From behind plexiglass and a black mask, Magliano explained that 90 percent of their customers are regulars. "They like to come here because they have gotten to know the people who work here," he said, naming one of the servers, Taylor Barje, who moved gently around the dining room—a counterpoint to the sometimes frenetic service in a Paris bistro, where the plat du jour you order may be delivered almost as soon as you unfurl your napkin.
Drinks such as that bourbon old fashioned (Magliano worked for months to perfect the clarification process) are another draw. As I scraped the molten innards of a bone marrow and smeared them onto charred bread, I thought, Well, it may also be the food, Steve.

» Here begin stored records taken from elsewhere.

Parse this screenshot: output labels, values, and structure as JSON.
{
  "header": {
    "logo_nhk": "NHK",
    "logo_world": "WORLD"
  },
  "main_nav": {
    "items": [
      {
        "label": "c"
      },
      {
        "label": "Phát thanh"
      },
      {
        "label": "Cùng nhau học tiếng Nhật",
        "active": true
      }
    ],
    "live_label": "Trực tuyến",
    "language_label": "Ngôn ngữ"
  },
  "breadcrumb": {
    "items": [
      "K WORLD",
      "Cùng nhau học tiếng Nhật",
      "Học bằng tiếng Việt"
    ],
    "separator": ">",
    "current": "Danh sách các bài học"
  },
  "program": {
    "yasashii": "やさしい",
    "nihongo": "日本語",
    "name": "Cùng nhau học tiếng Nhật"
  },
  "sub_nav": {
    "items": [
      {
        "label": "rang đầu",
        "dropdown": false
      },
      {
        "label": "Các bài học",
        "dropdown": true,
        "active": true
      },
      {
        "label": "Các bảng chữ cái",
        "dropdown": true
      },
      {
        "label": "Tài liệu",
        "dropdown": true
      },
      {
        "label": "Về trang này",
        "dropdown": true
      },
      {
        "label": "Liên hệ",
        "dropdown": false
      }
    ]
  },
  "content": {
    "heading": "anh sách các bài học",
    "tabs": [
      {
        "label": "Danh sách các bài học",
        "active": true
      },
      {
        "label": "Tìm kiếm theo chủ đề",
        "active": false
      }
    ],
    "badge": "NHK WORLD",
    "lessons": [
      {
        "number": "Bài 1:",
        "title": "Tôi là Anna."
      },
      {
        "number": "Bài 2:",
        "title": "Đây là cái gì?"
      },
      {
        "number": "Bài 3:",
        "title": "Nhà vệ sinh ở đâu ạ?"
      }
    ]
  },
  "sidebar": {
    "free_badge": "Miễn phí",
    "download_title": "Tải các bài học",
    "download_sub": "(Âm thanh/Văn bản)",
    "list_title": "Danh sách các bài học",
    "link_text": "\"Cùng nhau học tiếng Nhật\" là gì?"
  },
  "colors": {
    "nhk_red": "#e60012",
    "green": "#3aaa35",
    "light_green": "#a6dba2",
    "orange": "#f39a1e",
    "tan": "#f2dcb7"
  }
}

Earlier this year, Trolf yielded Lost At Sea’s kitchen reins to St. Aubrey, and for a while after the stay-at-home order, Lost At Sea was takeout only. Magliano said it was a blue period of sorts. "I was surprised that I got depressed. That interpersonal connection is part of the job, and you really need it. People who do this need that connection—it’s part of their makeup."
For now, Lost At Sea has four tables inside, and that night, Magliano floated between them all, sharing gossip or jokes, then retreating behind the bar to mix drinks. "It’s a little bit of math, and a whole lot of feel," he said, opening some cranberry cordial.
Exactly. Bien sur. Some things, such as bistros, are hard to explain—but you know one when you see it.
DEMARCHELIER : 471 Main St., Greenport; 631-593-1650, demarchelierrestaurant.com
DEMARCHELIER@MENHADEN: 207 Front St., Greenport (in the Menhaden Hotel); 631-333-2778
LOST AT SEA: 888 W. Beech St., Long Beach; 516-632-5263
TULLULAH’S: 12 Fourth Ave., Bay Shore; 631-969-9800, tullulahs.com